Try it:
Among the records, which lines hold the word "Informations"? Pick them out.

Segment Start: Study material

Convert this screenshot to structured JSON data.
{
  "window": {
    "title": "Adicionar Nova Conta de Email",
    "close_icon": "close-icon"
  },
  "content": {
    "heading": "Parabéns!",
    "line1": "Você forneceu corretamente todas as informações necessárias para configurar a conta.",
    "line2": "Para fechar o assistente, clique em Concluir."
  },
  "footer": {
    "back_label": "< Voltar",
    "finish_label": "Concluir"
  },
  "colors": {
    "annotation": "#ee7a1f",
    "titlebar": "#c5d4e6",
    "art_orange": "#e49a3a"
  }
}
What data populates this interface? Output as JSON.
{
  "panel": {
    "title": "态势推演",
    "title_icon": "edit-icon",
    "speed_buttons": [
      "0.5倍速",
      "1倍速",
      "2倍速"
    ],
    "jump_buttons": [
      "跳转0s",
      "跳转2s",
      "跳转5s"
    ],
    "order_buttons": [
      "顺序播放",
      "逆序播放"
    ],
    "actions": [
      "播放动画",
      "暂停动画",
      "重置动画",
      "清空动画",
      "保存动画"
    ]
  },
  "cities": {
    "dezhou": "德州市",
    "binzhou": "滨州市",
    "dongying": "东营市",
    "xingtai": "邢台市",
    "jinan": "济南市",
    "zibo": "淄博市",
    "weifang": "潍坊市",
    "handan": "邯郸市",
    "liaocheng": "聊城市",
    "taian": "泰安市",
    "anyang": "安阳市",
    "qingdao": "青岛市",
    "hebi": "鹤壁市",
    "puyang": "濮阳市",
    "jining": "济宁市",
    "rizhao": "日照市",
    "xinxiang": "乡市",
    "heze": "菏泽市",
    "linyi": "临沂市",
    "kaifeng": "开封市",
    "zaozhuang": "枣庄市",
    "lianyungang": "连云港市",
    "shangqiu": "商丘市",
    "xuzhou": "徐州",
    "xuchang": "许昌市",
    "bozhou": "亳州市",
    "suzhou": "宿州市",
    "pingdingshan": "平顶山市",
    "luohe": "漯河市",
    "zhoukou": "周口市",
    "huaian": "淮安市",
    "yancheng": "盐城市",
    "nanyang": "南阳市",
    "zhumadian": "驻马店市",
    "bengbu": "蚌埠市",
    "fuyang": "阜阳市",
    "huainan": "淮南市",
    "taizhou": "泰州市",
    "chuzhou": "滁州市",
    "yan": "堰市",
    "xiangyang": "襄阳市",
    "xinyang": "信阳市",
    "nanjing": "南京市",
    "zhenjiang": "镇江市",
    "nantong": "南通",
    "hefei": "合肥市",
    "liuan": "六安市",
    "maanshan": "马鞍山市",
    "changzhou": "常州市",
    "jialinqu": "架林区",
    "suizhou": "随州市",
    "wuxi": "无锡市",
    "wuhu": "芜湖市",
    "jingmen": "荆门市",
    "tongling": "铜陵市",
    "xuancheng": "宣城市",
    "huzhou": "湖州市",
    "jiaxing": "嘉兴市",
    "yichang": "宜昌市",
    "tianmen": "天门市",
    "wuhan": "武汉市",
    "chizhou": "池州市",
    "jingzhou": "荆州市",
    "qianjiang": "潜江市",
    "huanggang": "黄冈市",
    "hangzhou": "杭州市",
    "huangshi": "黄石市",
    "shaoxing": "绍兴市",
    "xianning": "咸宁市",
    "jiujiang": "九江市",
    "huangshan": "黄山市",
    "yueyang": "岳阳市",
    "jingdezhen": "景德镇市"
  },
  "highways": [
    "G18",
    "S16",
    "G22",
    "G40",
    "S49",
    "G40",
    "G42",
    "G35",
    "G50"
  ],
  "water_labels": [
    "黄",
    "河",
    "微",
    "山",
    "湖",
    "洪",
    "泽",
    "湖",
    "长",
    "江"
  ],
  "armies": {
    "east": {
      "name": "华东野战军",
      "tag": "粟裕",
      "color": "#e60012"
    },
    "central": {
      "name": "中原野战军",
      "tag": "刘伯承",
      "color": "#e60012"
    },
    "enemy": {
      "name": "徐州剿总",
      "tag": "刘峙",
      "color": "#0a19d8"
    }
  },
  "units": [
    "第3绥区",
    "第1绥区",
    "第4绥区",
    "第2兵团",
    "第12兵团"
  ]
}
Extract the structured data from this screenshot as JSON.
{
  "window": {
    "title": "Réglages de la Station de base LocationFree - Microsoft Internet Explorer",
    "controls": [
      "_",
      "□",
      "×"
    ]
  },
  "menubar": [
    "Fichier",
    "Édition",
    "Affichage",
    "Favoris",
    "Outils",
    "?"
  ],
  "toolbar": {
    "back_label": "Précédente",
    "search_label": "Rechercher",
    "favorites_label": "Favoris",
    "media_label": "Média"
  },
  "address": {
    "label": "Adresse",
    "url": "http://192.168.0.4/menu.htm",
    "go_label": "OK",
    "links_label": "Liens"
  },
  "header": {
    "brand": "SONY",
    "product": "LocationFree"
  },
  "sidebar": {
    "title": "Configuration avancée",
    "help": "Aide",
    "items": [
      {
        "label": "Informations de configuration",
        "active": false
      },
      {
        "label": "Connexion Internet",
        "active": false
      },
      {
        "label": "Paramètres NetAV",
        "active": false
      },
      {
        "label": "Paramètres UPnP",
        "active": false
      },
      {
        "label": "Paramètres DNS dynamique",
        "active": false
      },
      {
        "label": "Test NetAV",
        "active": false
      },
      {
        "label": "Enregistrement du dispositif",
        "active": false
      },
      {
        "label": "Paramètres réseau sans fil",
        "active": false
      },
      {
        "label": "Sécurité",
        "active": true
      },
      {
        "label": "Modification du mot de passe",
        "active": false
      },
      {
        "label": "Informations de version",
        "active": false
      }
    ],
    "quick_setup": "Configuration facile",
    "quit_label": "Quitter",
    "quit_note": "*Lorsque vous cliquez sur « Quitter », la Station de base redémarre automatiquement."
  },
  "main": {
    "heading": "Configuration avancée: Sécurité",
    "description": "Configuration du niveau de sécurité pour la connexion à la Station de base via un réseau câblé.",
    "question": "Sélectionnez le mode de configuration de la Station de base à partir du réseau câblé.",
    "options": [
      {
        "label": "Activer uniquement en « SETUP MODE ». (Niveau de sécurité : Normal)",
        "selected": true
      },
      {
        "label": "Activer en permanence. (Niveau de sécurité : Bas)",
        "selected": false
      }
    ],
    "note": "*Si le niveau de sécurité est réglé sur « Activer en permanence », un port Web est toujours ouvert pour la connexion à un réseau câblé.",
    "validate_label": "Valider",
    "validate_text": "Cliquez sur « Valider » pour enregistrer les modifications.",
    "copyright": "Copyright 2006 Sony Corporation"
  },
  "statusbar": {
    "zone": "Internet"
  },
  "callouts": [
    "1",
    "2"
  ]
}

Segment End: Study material

Reply to the exercise:
        "label": "Informations de configuration",
        "label": "Informations de version",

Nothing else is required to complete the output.